Extracted records
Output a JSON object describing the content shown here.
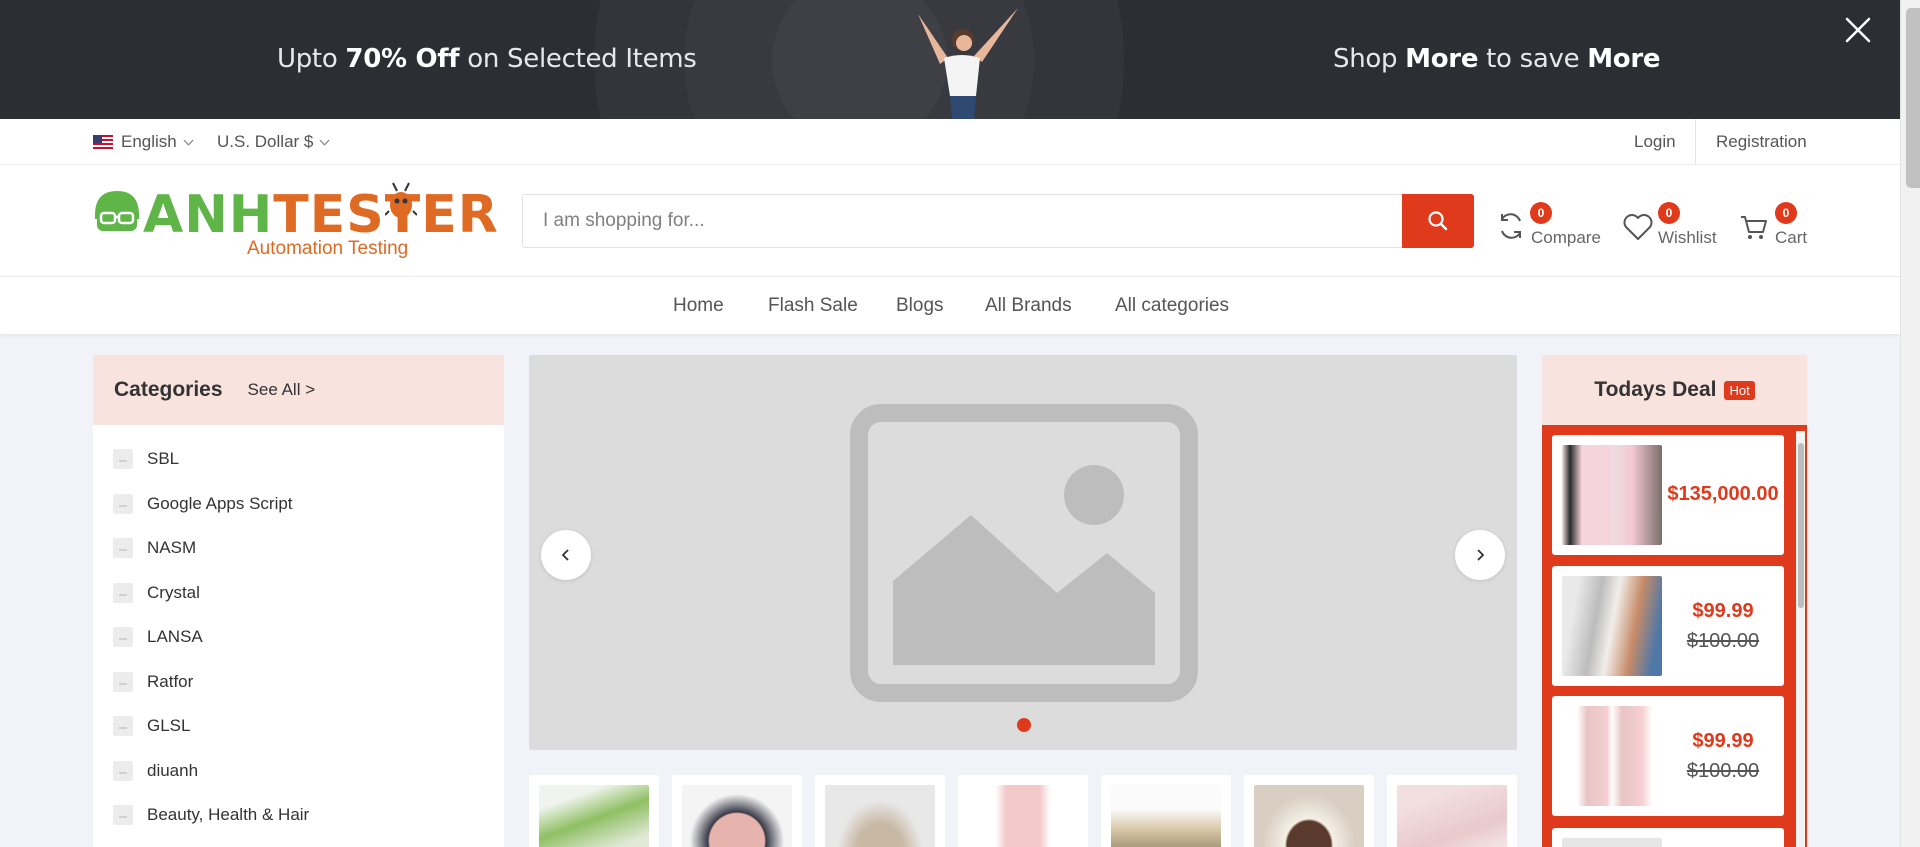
{
  "promo": {
    "left_text_pre": "Upto ",
    "left_text_bold": "70% Off",
    "left_text_post": " on Selected Items",
    "right_text_pre": "Shop ",
    "right_text_bold1": "More",
    "right_text_mid": " to save ",
    "right_text_bold2": "More"
  },
  "topbar": {
    "language": "English",
    "currency": "U.S. Dollar $",
    "login": "Login",
    "registration": "Registration"
  },
  "header": {
    "logo_word_green": "ANH",
    "logo_word_orange": "TESTER",
    "logo_sub": "Automation Testing",
    "search_placeholder": "I am shopping for...",
    "compare_label": "Compare",
    "compare_count": "0",
    "wishlist_label": "Wishlist",
    "wishlist_count": "0",
    "cart_label": "Cart",
    "cart_count": "0"
  },
  "nav": {
    "items": [
      "Home",
      "Flash Sale",
      "Blogs",
      "All Brands",
      "All categories"
    ]
  },
  "categories": {
    "title": "Categories",
    "see_all": "See All >",
    "items": [
      "SBL",
      "Google Apps Script",
      "NASM",
      "Crystal",
      "LANSA",
      "Ratfor",
      "GLSL",
      "diuanh",
      "Beauty, Health & Hair"
    ]
  },
  "deal": {
    "title": "Todays Deal",
    "badge": "Hot",
    "products": [
      {
        "price": "$135,000.00",
        "old_price": ""
      },
      {
        "price": "$99.99",
        "old_price": "$100.00"
      },
      {
        "price": "$99.99",
        "old_price": "$100.00"
      }
    ]
  },
  "colors": {
    "accent": "#e03a1c",
    "brand_green": "#5fb548",
    "brand_orange": "#df6a23",
    "promo_bg": "#2c2e33",
    "panel_pink": "#f9e3df"
  }
}
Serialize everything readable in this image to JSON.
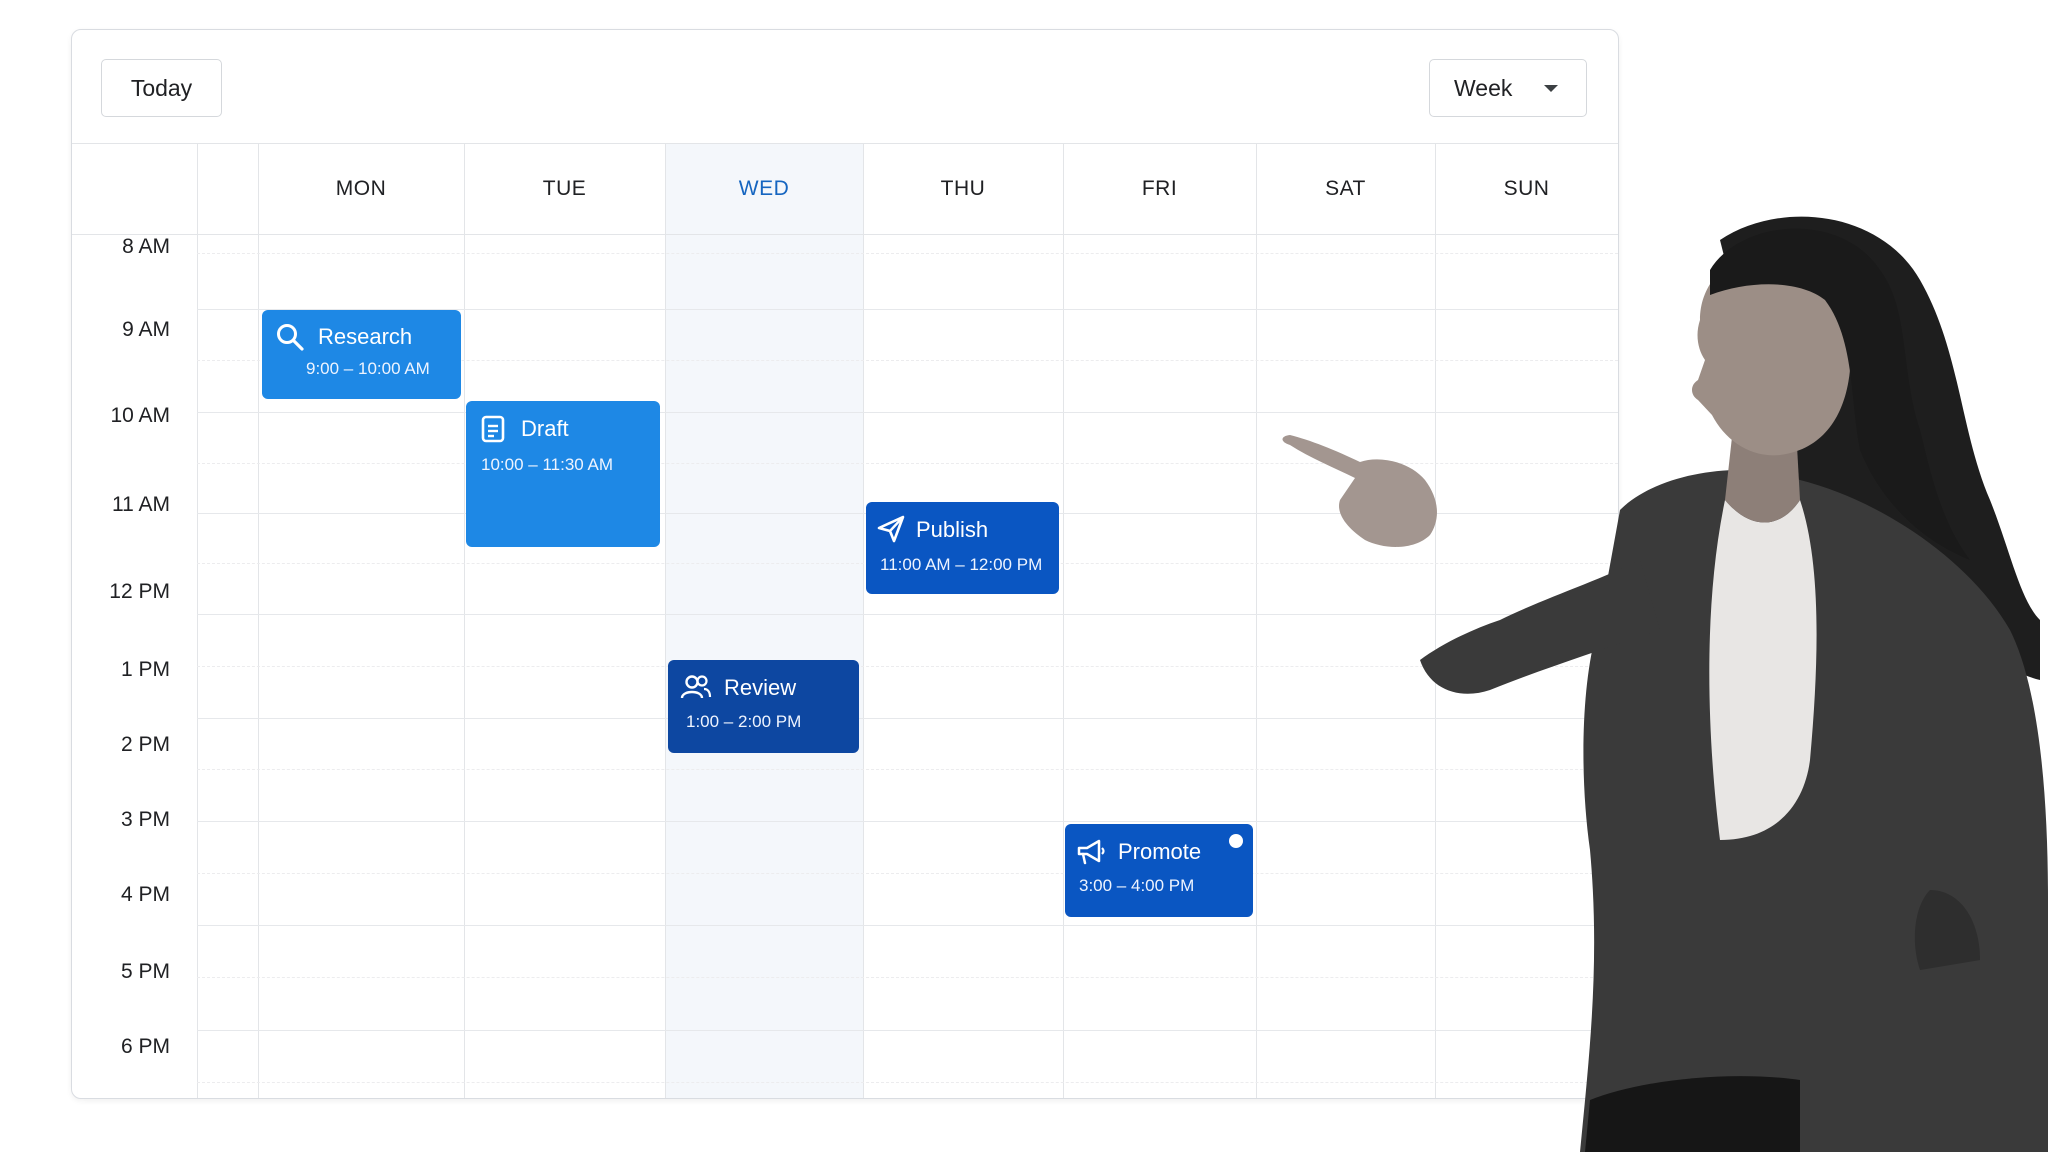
{
  "toolbar": {
    "today_label": "Today",
    "view_label": "Week"
  },
  "days": [
    "MON",
    "TUE",
    "WED",
    "THU",
    "FRI",
    "SAT",
    "SUN"
  ],
  "today_index": 2,
  "times": [
    "8 AM",
    "9 AM",
    "10 AM",
    "11 AM",
    "12 PM",
    "1 PM",
    "2 PM",
    "3 PM",
    "4 PM",
    "5 PM",
    "6 PM"
  ],
  "events": [
    {
      "title": "Research",
      "time": "9:00 – 10:00 AM",
      "icon": "search-icon",
      "day": "MON",
      "color": "#1e88e5"
    },
    {
      "title": "Draft",
      "time": "10:00 – 11:30 AM",
      "icon": "document-icon",
      "day": "TUE",
      "color": "#1e88e5"
    },
    {
      "title": "Publish",
      "time": "11:00 AM – 12:00 PM",
      "icon": "send-icon",
      "day": "THU",
      "color": "#0a56c2"
    },
    {
      "title": "Review",
      "time": "1:00 – 2:00 PM",
      "icon": "people-icon",
      "day": "WED",
      "color": "#0d47a1"
    },
    {
      "title": "Promote",
      "time": "3:00 – 4:00 PM",
      "icon": "megaphone-icon",
      "day": "FRI",
      "color": "#0a56c2"
    }
  ],
  "colors": {
    "accent": "#1565c0",
    "today_shade": "#f4f7fb"
  }
}
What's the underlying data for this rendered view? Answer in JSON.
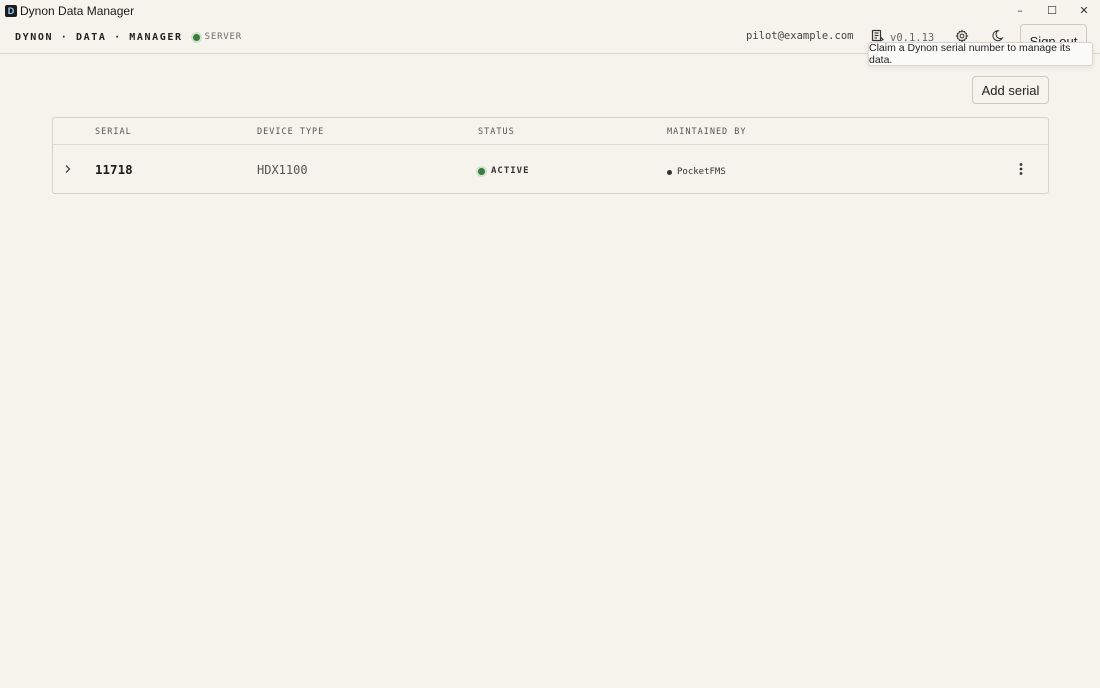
{
  "window": {
    "title": "Dynon Data Manager",
    "app_icon_letter": "D",
    "controls": {
      "minimize": "–",
      "maximize": "☐",
      "close": "✕"
    }
  },
  "header": {
    "brand": "DYNON · DATA · MANAGER",
    "server_label": "SERVER",
    "server_status_color": "#3b7a3f",
    "user_email": "pilot@example.com",
    "version": "v0.1.13",
    "sign_out_label": "Sign out"
  },
  "tooltip": {
    "text": "Claim a Dynon serial number to manage its data."
  },
  "toolbar": {
    "add_serial_label": "Add serial"
  },
  "table": {
    "columns": [
      "SERIAL",
      "DEVICE TYPE",
      "STATUS",
      "MAINTAINED BY"
    ],
    "rows": [
      {
        "serial": "11718",
        "device_type": "HDX1100",
        "status": "ACTIVE",
        "maintained_by": "PocketFMS"
      }
    ]
  }
}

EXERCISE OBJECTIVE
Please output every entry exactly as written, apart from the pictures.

EXERCISE OUTPUT
Output a JSON object describing the content shown here.
{
  "promo": {
    "left_text_pre": "Upto ",
    "left_text_bold": "70% Off",
    "left_text_post": " on Selected Items",
    "right_text_pre": "Shop ",
    "right_text_bold1": "More",
    "right_text_mid": " to save ",
    "right_text_bold2": "More"
  },
  "topbar": {
    "language": "English",
    "currency": "U.S. Dollar $",
    "login": "Login",
    "registration": "Registration"
  },
  "header": {
    "logo_word_green": "ANH",
    "logo_word_orange": "TESTER",
    "logo_sub": "Automation Testing",
    "search_placeholder": "I am shopping for...",
    "compare_label": "Compare",
    "compare_count": "0",
    "wishlist_label": "Wishlist",
    "wishlist_count": "0",
    "cart_label": "Cart",
    "cart_count": "0"
  },
  "nav": {
    "items": [
      "Home",
      "Flash Sale",
      "Blogs",
      "All Brands",
      "All categories"
    ]
  },
  "categories": {
    "title": "Categories",
    "see_all": "See All >",
    "items": [
      "SBL",
      "Google Apps Script",
      "NASM",
      "Crystal",
      "LANSA",
      "Ratfor",
      "GLSL",
      "diuanh",
      "Beauty, Health & Hair"
    ]
  },
  "deal": {
    "title": "Todays Deal",
    "badge": "Hot",
    "products": [
      {
        "price": "$135,000.00",
        "old_price": ""
      },
      {
        "price": "$99.99",
        "old_price": "$100.00"
      },
      {
        "price": "$99.99",
        "old_price": "$100.00"
      }
    ]
  },
  "colors": {
    "accent": "#e03a1c",
    "brand_green": "#5fb548",
    "brand_orange": "#df6a23",
    "promo_bg": "#2c2e33",
    "panel_pink": "#f9e3df"
  }
}
Serialize everything readable in this image to JSON.
{
  "toolbar": {
    "today_label": "Today",
    "view_label": "Week"
  },
  "days": [
    "MON",
    "TUE",
    "WED",
    "THU",
    "FRI",
    "SAT",
    "SUN"
  ],
  "today_index": 2,
  "times": [
    "8 AM",
    "9 AM",
    "10 AM",
    "11 AM",
    "12 PM",
    "1 PM",
    "2 PM",
    "3 PM",
    "4 PM",
    "5 PM",
    "6 PM"
  ],
  "events": [
    {
      "title": "Research",
      "time": "9:00 – 10:00 AM",
      "icon": "search-icon",
      "day": "MON",
      "color": "#1e88e5"
    },
    {
      "title": "Draft",
      "time": "10:00 – 11:30 AM",
      "icon": "document-icon",
      "day": "TUE",
      "color": "#1e88e5"
    },
    {
      "title": "Publish",
      "time": "11:00 AM – 12:00 PM",
      "icon": "send-icon",
      "day": "THU",
      "color": "#0a56c2"
    },
    {
      "title": "Review",
      "time": "1:00 – 2:00 PM",
      "icon": "people-icon",
      "day": "WED",
      "color": "#0d47a1"
    },
    {
      "title": "Promote",
      "time": "3:00 – 4:00 PM",
      "icon": "megaphone-icon",
      "day": "FRI",
      "color": "#0a56c2"
    }
  ],
  "colors": {
    "accent": "#1565c0",
    "today_shade": "#f4f7fb"
  }
}
What's the underlying data for this rendered view? Answer in JSON.
{
  "window": {
    "title": "Dynon Data Manager",
    "app_icon_letter": "D",
    "controls": {
      "minimize": "–",
      "maximize": "☐",
      "close": "✕"
    }
  },
  "header": {
    "brand": "DYNON · DATA · MANAGER",
    "server_label": "SERVER",
    "server_status_color": "#3b7a3f",
    "user_email": "pilot@example.com",
    "version": "v0.1.13",
    "sign_out_label": "Sign out"
  },
  "tooltip": {
    "text": "Claim a Dynon serial number to manage its data."
  },
  "toolbar": {
    "add_serial_label": "Add serial"
  },
  "table": {
    "columns": [
      "SERIAL",
      "DEVICE TYPE",
      "STATUS",
      "MAINTAINED BY"
    ],
    "rows": [
      {
        "serial": "11718",
        "device_type": "HDX1100",
        "status": "ACTIVE",
        "maintained_by": "PocketFMS"
      }
    ]
  }
}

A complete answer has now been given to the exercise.